Check each line below for the word "Peaceway" and give the count alone.

Listed records –
--- START ---

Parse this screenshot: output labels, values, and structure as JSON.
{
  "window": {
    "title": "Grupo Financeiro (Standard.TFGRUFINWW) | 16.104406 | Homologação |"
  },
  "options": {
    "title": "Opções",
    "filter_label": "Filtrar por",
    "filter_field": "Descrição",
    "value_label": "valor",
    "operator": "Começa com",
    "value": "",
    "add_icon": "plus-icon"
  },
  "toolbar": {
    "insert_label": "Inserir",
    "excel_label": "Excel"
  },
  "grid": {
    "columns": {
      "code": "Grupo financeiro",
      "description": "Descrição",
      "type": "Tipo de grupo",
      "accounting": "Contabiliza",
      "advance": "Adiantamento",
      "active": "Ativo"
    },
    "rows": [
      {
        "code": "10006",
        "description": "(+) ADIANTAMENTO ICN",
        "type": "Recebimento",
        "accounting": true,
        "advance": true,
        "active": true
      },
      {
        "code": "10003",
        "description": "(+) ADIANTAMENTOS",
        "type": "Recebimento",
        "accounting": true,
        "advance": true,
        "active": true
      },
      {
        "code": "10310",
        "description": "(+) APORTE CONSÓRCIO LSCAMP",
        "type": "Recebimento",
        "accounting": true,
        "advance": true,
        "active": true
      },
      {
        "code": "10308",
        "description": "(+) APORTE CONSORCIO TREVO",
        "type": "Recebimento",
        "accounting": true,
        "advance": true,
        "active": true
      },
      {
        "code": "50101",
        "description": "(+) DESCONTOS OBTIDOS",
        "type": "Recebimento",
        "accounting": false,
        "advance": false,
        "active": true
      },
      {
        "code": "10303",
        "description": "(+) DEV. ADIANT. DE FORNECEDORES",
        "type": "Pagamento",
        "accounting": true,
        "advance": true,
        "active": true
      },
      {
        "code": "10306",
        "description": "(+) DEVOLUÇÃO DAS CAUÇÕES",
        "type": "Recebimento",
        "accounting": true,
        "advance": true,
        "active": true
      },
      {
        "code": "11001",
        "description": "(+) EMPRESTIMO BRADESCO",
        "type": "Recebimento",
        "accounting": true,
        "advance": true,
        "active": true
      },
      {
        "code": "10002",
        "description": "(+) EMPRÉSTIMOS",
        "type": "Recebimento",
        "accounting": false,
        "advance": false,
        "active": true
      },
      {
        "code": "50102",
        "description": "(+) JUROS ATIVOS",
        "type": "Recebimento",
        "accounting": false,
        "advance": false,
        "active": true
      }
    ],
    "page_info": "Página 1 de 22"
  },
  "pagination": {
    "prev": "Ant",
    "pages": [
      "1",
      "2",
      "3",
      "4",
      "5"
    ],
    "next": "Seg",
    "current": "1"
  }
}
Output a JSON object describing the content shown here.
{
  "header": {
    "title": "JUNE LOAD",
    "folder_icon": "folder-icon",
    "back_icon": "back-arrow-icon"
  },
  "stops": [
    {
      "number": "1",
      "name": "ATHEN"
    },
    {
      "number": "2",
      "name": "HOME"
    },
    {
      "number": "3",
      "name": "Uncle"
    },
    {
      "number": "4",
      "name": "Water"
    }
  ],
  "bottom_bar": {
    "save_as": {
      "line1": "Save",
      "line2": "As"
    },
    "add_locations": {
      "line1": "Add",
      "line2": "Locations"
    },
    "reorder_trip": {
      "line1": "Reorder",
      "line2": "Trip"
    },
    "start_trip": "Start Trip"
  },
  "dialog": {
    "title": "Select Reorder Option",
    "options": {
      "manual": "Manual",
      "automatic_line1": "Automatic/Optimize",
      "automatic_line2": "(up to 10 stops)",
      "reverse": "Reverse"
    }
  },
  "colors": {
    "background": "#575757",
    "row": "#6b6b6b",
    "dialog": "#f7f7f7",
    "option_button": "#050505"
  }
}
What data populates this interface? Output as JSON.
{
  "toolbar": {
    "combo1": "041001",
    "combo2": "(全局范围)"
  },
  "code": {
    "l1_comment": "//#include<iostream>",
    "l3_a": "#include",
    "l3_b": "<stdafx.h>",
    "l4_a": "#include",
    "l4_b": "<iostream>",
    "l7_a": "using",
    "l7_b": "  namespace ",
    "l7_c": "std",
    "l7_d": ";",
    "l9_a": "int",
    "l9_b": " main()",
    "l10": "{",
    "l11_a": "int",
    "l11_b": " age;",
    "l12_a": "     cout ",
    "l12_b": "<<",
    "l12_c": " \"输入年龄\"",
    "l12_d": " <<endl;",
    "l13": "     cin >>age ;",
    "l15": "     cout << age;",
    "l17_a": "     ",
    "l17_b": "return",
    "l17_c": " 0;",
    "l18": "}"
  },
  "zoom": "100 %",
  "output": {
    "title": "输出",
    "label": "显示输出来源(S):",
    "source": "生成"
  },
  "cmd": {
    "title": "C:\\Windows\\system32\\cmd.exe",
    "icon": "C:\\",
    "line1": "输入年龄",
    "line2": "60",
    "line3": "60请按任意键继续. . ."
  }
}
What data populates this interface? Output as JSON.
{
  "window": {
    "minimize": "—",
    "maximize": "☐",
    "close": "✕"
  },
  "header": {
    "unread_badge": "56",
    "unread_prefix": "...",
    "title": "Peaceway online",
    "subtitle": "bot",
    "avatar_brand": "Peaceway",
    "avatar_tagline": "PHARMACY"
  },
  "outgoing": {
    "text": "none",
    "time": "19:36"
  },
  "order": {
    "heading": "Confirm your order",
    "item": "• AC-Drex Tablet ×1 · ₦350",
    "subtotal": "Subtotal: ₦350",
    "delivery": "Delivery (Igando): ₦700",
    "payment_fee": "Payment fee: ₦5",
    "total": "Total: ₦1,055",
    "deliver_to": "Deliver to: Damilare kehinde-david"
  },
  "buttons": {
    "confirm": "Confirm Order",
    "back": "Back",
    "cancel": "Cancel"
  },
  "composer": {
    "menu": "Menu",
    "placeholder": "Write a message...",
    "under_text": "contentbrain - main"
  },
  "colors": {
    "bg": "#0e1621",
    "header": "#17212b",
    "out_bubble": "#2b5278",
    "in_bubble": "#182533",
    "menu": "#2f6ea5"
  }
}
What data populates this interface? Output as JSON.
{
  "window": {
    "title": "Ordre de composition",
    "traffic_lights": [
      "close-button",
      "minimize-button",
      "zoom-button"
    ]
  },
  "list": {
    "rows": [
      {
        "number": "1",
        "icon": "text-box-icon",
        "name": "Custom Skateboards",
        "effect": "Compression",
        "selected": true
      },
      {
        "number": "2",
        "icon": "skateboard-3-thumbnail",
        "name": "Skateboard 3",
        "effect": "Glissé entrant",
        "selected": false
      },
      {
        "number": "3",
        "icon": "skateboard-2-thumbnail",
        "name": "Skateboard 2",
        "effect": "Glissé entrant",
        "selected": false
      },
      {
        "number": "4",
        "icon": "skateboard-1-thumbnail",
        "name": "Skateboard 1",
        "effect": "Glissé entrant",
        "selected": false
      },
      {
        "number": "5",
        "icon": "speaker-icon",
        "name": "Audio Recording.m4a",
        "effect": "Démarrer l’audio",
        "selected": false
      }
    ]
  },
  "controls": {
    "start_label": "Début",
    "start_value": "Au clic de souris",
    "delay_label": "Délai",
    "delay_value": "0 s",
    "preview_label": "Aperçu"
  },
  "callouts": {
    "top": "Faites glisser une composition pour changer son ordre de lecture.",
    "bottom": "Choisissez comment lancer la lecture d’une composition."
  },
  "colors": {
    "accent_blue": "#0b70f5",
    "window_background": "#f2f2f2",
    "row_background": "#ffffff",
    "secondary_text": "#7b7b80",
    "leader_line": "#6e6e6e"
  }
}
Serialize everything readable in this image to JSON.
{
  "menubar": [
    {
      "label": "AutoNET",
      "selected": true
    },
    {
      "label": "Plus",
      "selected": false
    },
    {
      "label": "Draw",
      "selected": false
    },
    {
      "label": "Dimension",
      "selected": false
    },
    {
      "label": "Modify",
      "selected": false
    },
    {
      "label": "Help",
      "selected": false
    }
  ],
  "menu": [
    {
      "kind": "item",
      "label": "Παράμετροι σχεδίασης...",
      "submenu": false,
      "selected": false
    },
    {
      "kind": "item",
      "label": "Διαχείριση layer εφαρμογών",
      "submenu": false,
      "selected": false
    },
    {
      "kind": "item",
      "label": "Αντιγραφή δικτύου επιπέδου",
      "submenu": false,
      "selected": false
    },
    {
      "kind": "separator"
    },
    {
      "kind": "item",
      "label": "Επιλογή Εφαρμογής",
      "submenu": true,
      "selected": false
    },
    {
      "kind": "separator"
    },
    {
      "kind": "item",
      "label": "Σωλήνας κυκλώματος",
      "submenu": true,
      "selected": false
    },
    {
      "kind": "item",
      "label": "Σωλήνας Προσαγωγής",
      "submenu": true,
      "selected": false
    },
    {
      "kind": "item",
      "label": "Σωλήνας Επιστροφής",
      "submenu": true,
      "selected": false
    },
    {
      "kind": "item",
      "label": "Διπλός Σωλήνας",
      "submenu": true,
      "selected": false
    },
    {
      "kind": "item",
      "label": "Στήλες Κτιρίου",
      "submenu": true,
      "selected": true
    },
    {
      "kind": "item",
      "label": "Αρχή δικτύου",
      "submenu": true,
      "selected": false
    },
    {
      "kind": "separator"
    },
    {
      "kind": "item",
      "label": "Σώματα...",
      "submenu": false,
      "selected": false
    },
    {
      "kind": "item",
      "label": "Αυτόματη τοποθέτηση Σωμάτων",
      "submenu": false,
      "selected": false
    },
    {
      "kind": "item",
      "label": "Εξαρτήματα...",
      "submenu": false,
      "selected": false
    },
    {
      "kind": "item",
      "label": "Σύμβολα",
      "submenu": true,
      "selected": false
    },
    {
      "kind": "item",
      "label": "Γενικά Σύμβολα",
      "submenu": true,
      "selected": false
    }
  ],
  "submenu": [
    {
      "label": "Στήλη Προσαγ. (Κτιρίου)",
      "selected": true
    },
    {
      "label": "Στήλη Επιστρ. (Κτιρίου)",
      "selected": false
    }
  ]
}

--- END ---

Task solution –
2